Internal Compounders - Story of 2013?
Board: Berkshire Hathaway
At the risk of being repetitive, I believe that companies capable of strong internal compounding are almost sure to be favored by Mr. Market once the dust settles on the fiscal cliff and people figure out how valuable the deferred tax liability can be. A couple of examples:
Scenario 1: Top rate taxpayer. Capital gains tax rises from 15% to 23.8% (including the Medicare investment tax). Dividend tax rises from 15% to 43.4% (including the Medicare investment tax. The investor has $100,000 to invest. Company A can compound internally at 10% per year. Company B can earn 10% per year but cannot compound internally and pays a 10% dividend. The investor either purchases $100,000 of Company A and does nothing for ten years or purchases $100,000 of Company B and reinvests his after-tax dividend in new shares. After ten years, the shares are sold. Here are the scenarios:

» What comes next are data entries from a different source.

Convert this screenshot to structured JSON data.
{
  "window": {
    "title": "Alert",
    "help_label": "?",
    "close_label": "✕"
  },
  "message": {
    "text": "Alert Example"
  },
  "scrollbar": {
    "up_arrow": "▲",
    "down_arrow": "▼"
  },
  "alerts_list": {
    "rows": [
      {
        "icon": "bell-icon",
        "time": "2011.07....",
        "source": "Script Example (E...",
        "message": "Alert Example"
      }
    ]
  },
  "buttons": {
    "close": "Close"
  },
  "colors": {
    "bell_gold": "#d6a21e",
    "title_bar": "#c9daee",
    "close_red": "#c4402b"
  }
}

The $100,000 investment in company A yields $221,443 after tax, a compound annual return of 8.3%. The $100,000 investment in company B yields $173,423 after tax, a compound annual return of 5.7%. That is a huge difference.

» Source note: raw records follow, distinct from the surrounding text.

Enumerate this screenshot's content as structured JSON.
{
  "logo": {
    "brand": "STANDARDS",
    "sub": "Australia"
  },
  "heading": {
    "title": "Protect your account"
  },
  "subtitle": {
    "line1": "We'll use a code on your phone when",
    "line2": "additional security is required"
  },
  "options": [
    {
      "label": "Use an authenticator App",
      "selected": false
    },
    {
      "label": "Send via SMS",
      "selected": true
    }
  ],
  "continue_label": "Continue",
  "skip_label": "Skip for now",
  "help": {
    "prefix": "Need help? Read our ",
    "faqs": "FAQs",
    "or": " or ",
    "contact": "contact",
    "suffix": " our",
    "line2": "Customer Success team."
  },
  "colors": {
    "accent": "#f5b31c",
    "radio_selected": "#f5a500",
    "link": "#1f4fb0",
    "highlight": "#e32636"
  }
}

Scenario 2: Middle income taxpayer. Repeat Scenario 1 except the capital gains tax rises from 15% to 20% and the dividend tax rises from 15% to 28%. This is what the scenario looks like:
The $100,000 investment in company A yields $227,499 after tax, annualized compound return of 8.6%. The investment in Company B yields $200,423, a compound return of 7.2%. A very significant difference.

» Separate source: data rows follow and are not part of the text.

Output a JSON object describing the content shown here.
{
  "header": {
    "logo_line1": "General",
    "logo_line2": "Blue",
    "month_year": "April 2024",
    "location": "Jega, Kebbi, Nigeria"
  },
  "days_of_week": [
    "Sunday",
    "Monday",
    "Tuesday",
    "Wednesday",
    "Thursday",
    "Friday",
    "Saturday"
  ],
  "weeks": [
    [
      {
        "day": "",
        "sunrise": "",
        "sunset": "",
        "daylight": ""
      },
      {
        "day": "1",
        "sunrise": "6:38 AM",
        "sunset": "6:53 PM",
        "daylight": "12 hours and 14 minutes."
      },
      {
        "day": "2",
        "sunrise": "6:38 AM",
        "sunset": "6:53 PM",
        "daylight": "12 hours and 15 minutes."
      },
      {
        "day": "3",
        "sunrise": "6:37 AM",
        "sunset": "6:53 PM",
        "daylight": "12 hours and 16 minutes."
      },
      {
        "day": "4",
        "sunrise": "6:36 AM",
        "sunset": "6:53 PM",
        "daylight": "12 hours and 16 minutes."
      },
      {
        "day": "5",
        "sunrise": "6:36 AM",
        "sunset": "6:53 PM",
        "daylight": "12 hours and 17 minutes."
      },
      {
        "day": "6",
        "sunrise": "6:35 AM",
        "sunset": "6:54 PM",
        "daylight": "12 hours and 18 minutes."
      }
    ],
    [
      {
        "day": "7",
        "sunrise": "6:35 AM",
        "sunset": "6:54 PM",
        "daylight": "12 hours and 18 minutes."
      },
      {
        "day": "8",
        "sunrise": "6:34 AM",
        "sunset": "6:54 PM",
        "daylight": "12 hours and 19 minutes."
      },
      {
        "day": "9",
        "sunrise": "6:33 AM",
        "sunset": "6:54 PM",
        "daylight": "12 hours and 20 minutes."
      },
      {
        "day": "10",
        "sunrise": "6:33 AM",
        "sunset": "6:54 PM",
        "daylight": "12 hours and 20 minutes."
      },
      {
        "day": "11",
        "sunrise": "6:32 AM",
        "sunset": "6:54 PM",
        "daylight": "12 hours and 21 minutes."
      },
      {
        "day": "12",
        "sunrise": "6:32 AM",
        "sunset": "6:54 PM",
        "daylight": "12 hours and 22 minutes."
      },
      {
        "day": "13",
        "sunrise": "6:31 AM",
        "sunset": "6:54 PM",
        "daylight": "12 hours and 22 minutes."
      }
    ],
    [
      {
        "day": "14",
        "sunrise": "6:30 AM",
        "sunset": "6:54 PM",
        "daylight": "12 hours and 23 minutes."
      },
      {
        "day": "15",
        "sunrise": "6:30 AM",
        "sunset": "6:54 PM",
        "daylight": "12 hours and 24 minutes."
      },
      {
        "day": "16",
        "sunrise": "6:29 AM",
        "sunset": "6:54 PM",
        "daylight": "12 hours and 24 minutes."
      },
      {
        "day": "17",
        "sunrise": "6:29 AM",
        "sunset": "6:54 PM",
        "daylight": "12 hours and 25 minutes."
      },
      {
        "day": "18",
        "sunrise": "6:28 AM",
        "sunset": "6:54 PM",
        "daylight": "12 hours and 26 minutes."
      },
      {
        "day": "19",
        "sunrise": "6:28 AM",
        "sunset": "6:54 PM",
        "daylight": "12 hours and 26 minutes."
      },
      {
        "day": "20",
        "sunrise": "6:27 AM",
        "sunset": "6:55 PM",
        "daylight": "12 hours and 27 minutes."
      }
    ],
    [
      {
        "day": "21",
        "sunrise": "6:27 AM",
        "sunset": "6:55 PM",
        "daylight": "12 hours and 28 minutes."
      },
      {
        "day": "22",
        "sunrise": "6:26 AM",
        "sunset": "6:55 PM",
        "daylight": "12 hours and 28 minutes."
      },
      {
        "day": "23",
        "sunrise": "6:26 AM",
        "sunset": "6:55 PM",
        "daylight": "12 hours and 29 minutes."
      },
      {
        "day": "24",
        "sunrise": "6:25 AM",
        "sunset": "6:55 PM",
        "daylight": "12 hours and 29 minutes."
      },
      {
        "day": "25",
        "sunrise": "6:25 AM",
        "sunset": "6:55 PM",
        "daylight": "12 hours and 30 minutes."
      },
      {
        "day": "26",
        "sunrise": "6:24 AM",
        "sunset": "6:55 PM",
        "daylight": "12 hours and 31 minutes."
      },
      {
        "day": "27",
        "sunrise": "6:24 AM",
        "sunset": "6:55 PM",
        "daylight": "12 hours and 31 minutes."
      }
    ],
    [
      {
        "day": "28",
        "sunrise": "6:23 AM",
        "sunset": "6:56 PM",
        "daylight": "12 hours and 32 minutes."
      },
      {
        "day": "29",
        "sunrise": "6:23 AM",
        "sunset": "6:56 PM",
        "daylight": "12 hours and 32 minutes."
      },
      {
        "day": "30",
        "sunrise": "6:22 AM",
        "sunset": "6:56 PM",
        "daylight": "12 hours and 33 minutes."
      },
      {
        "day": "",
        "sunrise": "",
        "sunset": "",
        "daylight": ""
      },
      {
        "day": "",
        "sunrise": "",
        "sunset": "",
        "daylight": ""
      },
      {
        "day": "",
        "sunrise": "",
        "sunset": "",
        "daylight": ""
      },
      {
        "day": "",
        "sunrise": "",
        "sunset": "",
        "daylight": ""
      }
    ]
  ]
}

I have zero faith in the "efficient market" but even Mr. Market should be able to see this and adjust the valuation of companies capable of internal compounding accordingly. There are not many companies capable of compounding internally and they should be worth a premium in the upcoming tax regime.
Of course, Berkshire is one of the few companies with a demonstrated record of being able to compound internally due to the much derided "conglomerate" model that allows for shifting of capital between subsidiaries in a tax efficient manner. On a smaller scale, Markel is attempting the same model and is likely to achieve a higher internal rate of compounding vs. Berkshire if the attempt succeeds. Despite this, both trade at valuation levels near historic lows.